Family/Home - John is busy with work and having to shoulder a bit more around the house in my recovery. He's working all the hours he can to try to make up for the 6 days he had to go with no pay while we were up in Minnesota. It's not helping that our son is taking a reversal and not wanting to even do what he is supposed to. Not sure whether he's just stressed out or what but he has really not been helping matters around here much. Hopefully, it's just a phase and he straightens up soon. *Sigh*
On another note, we got the refinance loan on our house. We will actually close next week. It will be a really good deal for us since it will now be a fixed loan, we'll knock 7 years off of our loan, and get cash back to replace our kitchen floor and some other home improvement things that need to be done (Some are true necessity or there will end up be structural issues arise).
Well, I guess that's the update for now. I'll try to do another update after I talk to the oncologist.
So you've stumbled across my blog by accident and you are wondering what is really behind this blog. I can help you catch up quickly. In short, my name is Amy, As of 2000I am years old, happily married to my hudband,John, for 12 years, and have a 12 year old son. Oh, I was diagnosed on August 22, 2007 with a brain tumor.
All the important things (without my daily ramblings) can be found under the heading of beginnings and I would also recommend Updates. You can quickly see them all by clicking on those links. I hope this helps you get caught up with my world.
You can read my posts on surgery to read about surgery in posts written by me during my stays in the hospital and those updated after the fact to fill in all the holes. Following surgery and the discovery that my brain tumor was a Grade Three Anaplastic Astrocytoma, I went into radiation. This was not an easy decision but you can read about it and my decision process in radiation. I did begin having seizures in 2008 and issues with Hydrocephalus/regrowth in 2010/2011 and then chemo in 2011 where I am cuurrently receiving Avastin and the steroid Decradon.
I hope this blog can help others going along the same journey as me. Remember you are not alone.
I wish to post a disclaimer that I am NOT a doctor nor do I play one on TV. Therefore, nothing mentioned in this blog should be taken in the place of your own medical professional. What works for one person may not be the best solution for another. If anything I do in my blog can be brought across, I hope it's that you have to take your life and medical care into your own hands and use all the wonderful tools you have at your resources.
My experience with my brain tumor will not be the experience you have because no two tumors, just as no two people are alike. However, if showing my experience to you can help you on your journey, then I have accomplished a huge goal in my life and that is to help others.

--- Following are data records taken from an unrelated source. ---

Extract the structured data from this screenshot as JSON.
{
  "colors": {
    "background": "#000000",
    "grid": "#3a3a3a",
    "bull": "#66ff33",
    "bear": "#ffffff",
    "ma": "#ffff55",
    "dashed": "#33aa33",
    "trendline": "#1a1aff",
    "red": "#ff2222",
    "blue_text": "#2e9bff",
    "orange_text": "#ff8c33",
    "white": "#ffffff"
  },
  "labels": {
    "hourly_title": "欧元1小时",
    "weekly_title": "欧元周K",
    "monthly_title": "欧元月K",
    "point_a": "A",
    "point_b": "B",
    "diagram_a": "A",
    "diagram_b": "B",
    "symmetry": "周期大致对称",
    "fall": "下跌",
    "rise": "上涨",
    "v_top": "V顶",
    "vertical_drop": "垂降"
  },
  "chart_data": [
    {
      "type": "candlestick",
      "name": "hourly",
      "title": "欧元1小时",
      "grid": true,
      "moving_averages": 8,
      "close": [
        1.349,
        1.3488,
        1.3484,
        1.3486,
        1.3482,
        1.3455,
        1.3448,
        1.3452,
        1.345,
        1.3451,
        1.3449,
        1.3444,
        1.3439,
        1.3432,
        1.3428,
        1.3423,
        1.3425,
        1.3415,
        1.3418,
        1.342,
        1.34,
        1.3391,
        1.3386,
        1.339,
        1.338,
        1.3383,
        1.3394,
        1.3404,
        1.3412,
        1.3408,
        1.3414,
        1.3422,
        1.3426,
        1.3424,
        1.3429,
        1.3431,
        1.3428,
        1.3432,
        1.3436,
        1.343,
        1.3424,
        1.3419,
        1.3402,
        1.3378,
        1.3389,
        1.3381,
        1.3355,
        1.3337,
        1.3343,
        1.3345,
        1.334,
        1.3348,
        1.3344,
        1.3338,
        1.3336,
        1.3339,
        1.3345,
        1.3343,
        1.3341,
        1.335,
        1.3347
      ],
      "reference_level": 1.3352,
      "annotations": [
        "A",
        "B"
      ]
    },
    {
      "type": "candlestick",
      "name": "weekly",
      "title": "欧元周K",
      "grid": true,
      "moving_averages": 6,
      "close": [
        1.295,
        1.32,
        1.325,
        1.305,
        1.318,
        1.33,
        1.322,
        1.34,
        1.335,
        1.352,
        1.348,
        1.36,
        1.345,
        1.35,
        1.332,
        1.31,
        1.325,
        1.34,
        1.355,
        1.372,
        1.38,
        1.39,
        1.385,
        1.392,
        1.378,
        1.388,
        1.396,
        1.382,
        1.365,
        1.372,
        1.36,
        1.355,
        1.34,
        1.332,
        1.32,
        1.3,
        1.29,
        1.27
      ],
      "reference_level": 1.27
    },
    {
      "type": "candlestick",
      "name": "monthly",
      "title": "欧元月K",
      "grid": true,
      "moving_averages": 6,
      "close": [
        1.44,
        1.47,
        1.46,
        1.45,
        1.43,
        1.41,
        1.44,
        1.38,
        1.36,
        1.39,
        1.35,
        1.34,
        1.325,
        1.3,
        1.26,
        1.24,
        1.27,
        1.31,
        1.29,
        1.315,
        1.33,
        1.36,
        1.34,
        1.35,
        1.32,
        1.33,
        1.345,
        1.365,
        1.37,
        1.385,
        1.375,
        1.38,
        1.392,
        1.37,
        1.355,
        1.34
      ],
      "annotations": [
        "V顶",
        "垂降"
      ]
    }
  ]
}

Remember that attitude, support, and God make up 90% of the battle!!! always believe in the positive. god spEED!!!!!